"You're not packaging anything in this old building that you're giving to people to put up their nose?" I asked.
"OK, this is what I've said," Pugliese responded. "I will sit down with you later this week and you can ask me any question you want."
Instead, he canceled. So we never got a chance to ask him in person about that house on Grand Marina Circle. Pugliese and his family began renting there in 2011. By 2013, with the lease running out, the owner decided to put the house on the market.
"He was very good about paying the rent until it came to the end of the lease," homeowner Moria Fowler told us via Skype from her new home in Ireland.
"When did the word "mold" come up?" I asked.
"The last week of his lease is when he started saying there was a mold problem."
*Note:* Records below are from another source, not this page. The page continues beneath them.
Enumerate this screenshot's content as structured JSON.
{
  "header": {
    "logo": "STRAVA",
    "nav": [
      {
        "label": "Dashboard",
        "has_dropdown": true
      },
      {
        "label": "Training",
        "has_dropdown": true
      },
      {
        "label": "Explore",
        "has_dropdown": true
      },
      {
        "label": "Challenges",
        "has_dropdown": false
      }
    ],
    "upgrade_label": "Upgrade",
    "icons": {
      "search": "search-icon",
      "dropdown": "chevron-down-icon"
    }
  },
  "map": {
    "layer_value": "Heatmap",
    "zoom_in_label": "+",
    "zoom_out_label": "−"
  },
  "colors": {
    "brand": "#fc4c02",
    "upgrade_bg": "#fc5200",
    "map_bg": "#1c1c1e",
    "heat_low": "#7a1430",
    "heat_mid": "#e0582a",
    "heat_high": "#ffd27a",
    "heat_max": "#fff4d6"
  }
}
In emails Ms. Fowler gave to the Georgia Medical Board and Gainesville police as part of her complaint, Pugliese informed her "the house officially has mold now." He blamed an air conditioner leak in the basement and listed a bunch of repairs -- $232,000 worth -- all necessary to fix the house and address the mold, not including "medical damages" for Pugliese's family.
"I was a widow," Ms. Fowler pointed out. "I was on my own. I was very vulnerable. He wanted my house."
He sure did. Those same emails stated Pugliese was ready to sue her over the mold, but would drop his claim if Moira Fowler financed the sale of her house to him. If not, Pugliese wrote "I'm pretty sure ---- Grand Marina Circle will be known to all as the "Mold House.""
"He wanted me to sell my house to him for nothing, me carry all the paper, and if I didn't do it, that's what he was going to do," Ms. Fowler lamented.
Pugliese would not respond to any of our questions about his old address.
One month after that email prediction, someone put together a website, calling Moira Fowler's house "The Million Dollar Mold House."
The following year someone posted her full address on the Ripoff Report website, calling "The Mold House," "unsellable... unrentable.." and claiming Ms. Fowler's husband "died of CANCER while living in this MOLD INFESTED home."
Ms. Fowler says her late husband, a longtime pilot for the US Air Force and United Airlines, developed cancer more than three years before the couple moved into Grand Marina Circle.
"His wish was to have one day in that house and that's why we bought it," Ms. Fowler remembered.
We investigated the email used by the person who made that Ripoff Report post. It's connected to a website domain created by a "Michael Pugliese."
"I don't know how anybody could do this," Ms. Fowler complained.
Pugliese and his companion Deborah Mechwart would sue Moira Fowler claiming negligence, representing themselves in a complaint filled with spelling mistakes and grammatical errors. The lawsuit was never served because Fowler now lives in Ireland.
She ultimately had to hire a lawyer to get Pugliese to leave.
"We had so many people interested," she said after listing the house for sale. "But every time they Googled my house, the Million Dollar Mold House came up."
So Moira Fowler decided to hire her own mold testing company. The results of that test? No mold whatsoever. How could two different tests on the same house result in two different conclusions? That's one of many questions we had.
Remember that "Million Dollar Mold House" website? It included a positive mold inspection report from a company called Mold Test USA in South Carolina. But the man listed in the report as the inspector, Greg Morgan, told the FOX 5 I-Team he's never been to that house. In one place in the report, the inspector's first name is even misspelled, "Gregg" instead of "Greg."
Morgan told us the report appears to have been cut and pasted.
The Million Dollar Mold House has no mold, but it does have a new tenant. Jon Sapp and his wife.
"How long have you lived here?" we asked, standing in the foyer.
"Since February 15. Last year," replied Sapp.
"How are you feeling?"
"Uh, everything's great," Sapp confirmed.
Despite Google, Sapp and his wife fell in love with the house, the neighborhood, the view and their landlord Moira Fowler. If everything works out, they could one day be the new owners, three years after the Mold Doctor finally moved on.
Moira Fowler: "It was an absolute nightmare."